## Provided information
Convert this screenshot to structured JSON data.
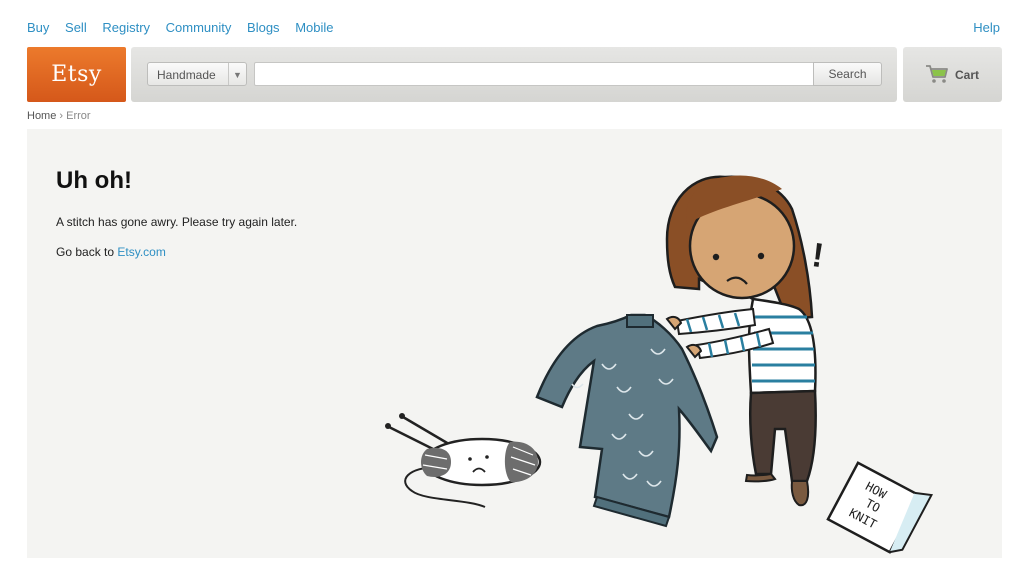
{
  "topnav": {
    "links": [
      "Buy",
      "Sell",
      "Registry",
      "Community",
      "Blogs",
      "Mobile"
    ],
    "help": "Help"
  },
  "logo": {
    "text": "Etsy",
    "color": "#e26f24"
  },
  "search": {
    "category": "Handmade",
    "value": "",
    "button": "Search"
  },
  "cart": {
    "label": "Cart"
  },
  "breadcrumb": {
    "home": "Home",
    "sep": "›",
    "current": "Error"
  },
  "error": {
    "title": "Uh oh!",
    "message": "A stitch has gone awry. Please try again later.",
    "back_prefix": "Go back to",
    "back_link": "Etsy.com"
  },
  "illustration": {
    "booklet_text": [
      "HOW",
      "TO",
      "KNIT"
    ],
    "exclamation": "!"
  },
  "colors": {
    "link": "#2e8fc3",
    "panel": "#f4f4f2",
    "sweater": "#5e7a86"
  }
}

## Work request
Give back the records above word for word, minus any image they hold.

## Expected answer
Convert this screenshot to structured JSON data.
{
  "topnav": {
    "links": [
      "Buy",
      "Sell",
      "Registry",
      "Community",
      "Blogs",
      "Mobile"
    ],
    "help": "Help"
  },
  "logo": {
    "text": "Etsy",
    "color": "#e26f24"
  },
  "search": {
    "category": "Handmade",
    "value": "",
    "button": "Search"
  },
  "cart": {
    "label": "Cart"
  },
  "breadcrumb": {
    "home": "Home",
    "sep": "›",
    "current": "Error"
  },
  "error": {
    "title": "Uh oh!",
    "message": "A stitch has gone awry. Please try again later.",
    "back_prefix": "Go back to",
    "back_link": "Etsy.com"
  },
  "illustration": {
    "booklet_text": [
      "HOW",
      "TO",
      "KNIT"
    ],
    "exclamation": "!"
  },
  "colors": {
    "link": "#2e8fc3",
    "panel": "#f4f4f2",
    "sweater": "#5e7a86"
  }
}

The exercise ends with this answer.